I have been reading alot of different books on narrative inquiry lately to trying to become a little more proficient in one approach, rather than a jack of all trades. The writer that most resonates is the very impressive Ruthellen Josselsson, US clinical psychologist and narrative researcher.

Her book chapter Imagining the Real: Empathy, Narrative and the Dialogical Self  is one of the most insightful pieces i have ever read on narrative inquiry, focusing the researcher on understanding, not explanation, giving permission for the researcher to be concerned with the whole person and most importantly with empathy.....


I am particularity taken by the way in which she demystifies the influence of (Russian philosopher) Bahktin, who is having a heyday still in qualitative research (and family therapy). Bahktin was concerned with literature....

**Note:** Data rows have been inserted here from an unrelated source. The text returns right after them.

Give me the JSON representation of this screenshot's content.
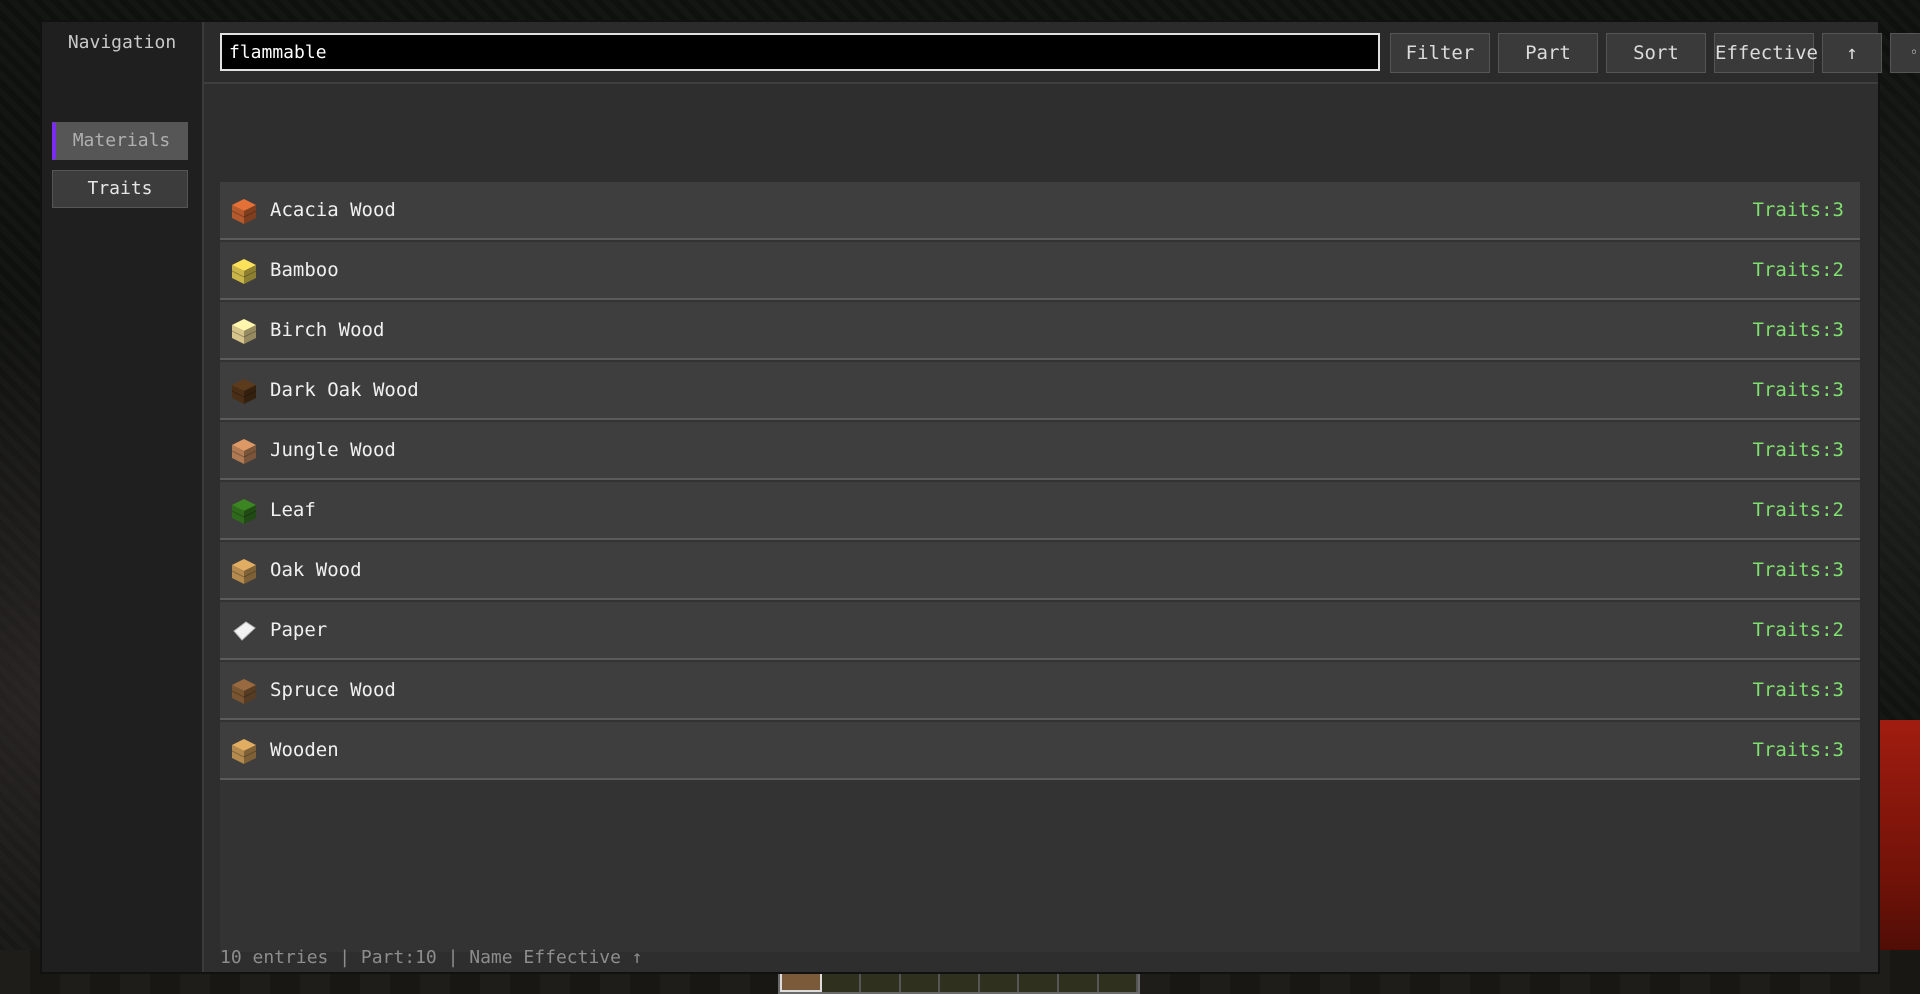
{
  "navigation": {
    "title": "Navigation",
    "items": [
      {
        "label": "Materials",
        "active": true
      },
      {
        "label": "Traits",
        "active": false
      }
    ],
    "active_accent": "#7b2cf0"
  },
  "toolbar": {
    "search_value": "flammable",
    "filter_label": "Filter",
    "part_label": "Part",
    "sort_label": "Sort",
    "effective_label": "Effective",
    "direction_label": "↑",
    "options_label": "◦"
  },
  "materials": [
    {
      "name": "Acacia Wood",
      "traits": "Traits:3",
      "icon": "acacia-wood-icon",
      "color": "#b55a2c"
    },
    {
      "name": "Bamboo",
      "traits": "Traits:2",
      "icon": "bamboo-icon",
      "color": "#c9b548"
    },
    {
      "name": "Birch Wood",
      "traits": "Traits:3",
      "icon": "birch-wood-icon",
      "color": "#d6c58a"
    },
    {
      "name": "Dark Oak Wood",
      "traits": "Traits:3",
      "icon": "dark-oak-wood-icon",
      "color": "#4a2e16"
    },
    {
      "name": "Jungle Wood",
      "traits": "Traits:3",
      "icon": "jungle-wood-icon",
      "color": "#b07a52"
    },
    {
      "name": "Leaf",
      "traits": "Traits:2",
      "icon": "leaf-icon",
      "color": "#2f6a1c"
    },
    {
      "name": "Oak Wood",
      "traits": "Traits:3",
      "icon": "oak-wood-icon",
      "color": "#b48a4e"
    },
    {
      "name": "Paper",
      "traits": "Traits:2",
      "icon": "paper-icon",
      "color": "#f2f2f2"
    },
    {
      "name": "Spruce Wood",
      "traits": "Traits:3",
      "icon": "spruce-wood-icon",
      "color": "#7a5532"
    },
    {
      "name": "Wooden",
      "traits": "Traits:3",
      "icon": "wooden-icon",
      "color": "#b48a4e"
    }
  ],
  "traits_color": "#7ee06d",
  "status_bar": "10 entries | Part:10 | Name Effective ↑"
}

"The form of the novel, as exemplified in Dostoevsky, encourages dialogic speech, as different characters speak in recognizably different voices, and engage with each other in debating worldviews, rather than affirming a single worldview". 

...but in research terms the dialogic implies that a person  can perhaps be best understood as an interaction between the researcher and the different internal voices in the participant ...there is no self to be studied (the self is nothing more than a story), just the recognition and participation of this dialogue...the focus is on realness, not truth..

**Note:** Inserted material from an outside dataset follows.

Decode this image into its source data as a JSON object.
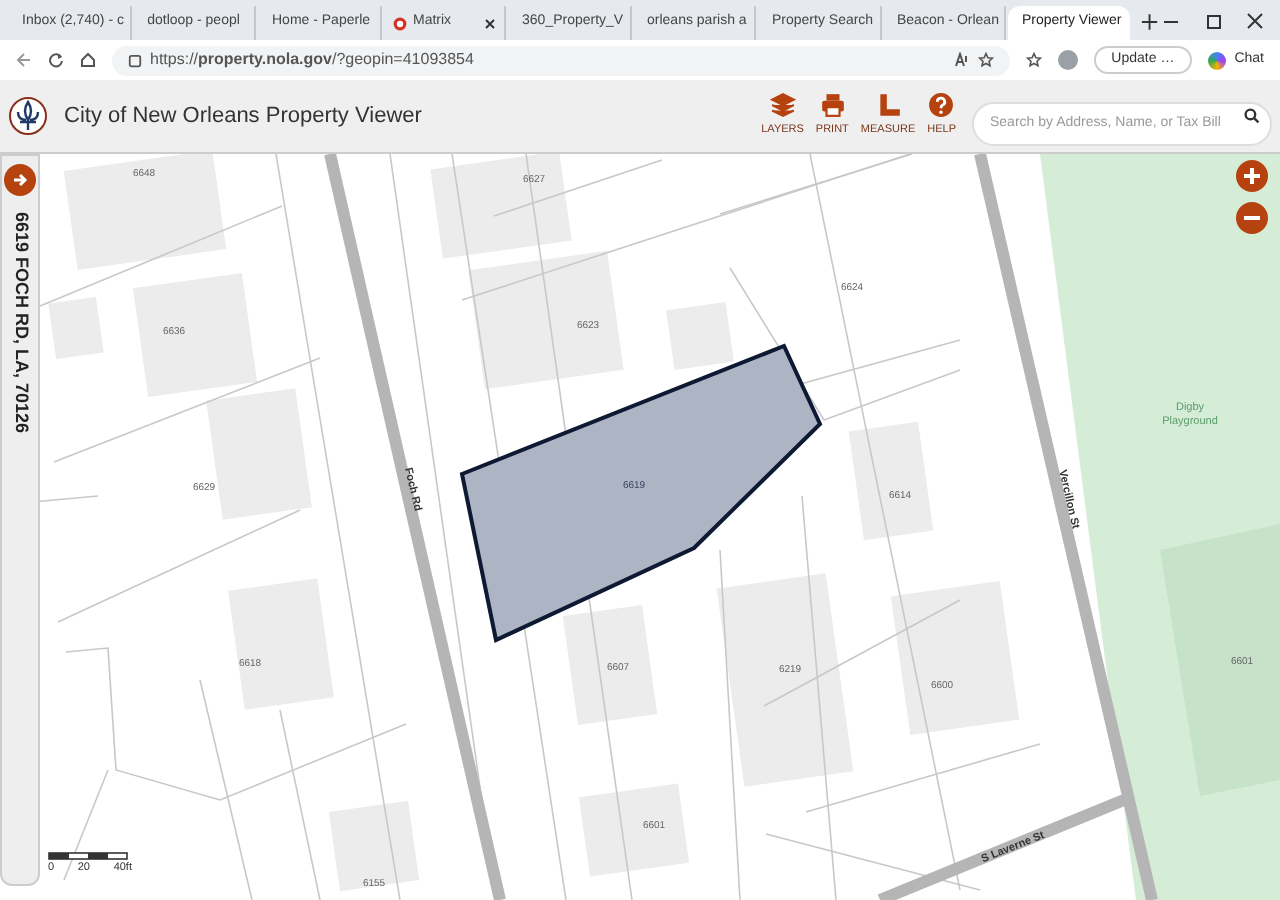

If your doing narrative inquiry, I highly recommend these readings...




Friday, 17 April 2015

New Journal: Qualitative Psychology


I was very excited today to discover that the American Psychological Society is publishing a new journal entitled Qualitative Psychology. This is a fantastic moment for qual researchers in the field and will go a long way towards further cementing our place in the field.

This article (free online) is especially interesting, explaining the various stages the approach has gone thru, from the early case studies of Freud, to the development of established methods in the 50's, the post-modern turn in the 70's and 80's and recent (tentative) beginnings of institutional acceptance of qual methods, a project we are still working very hard on.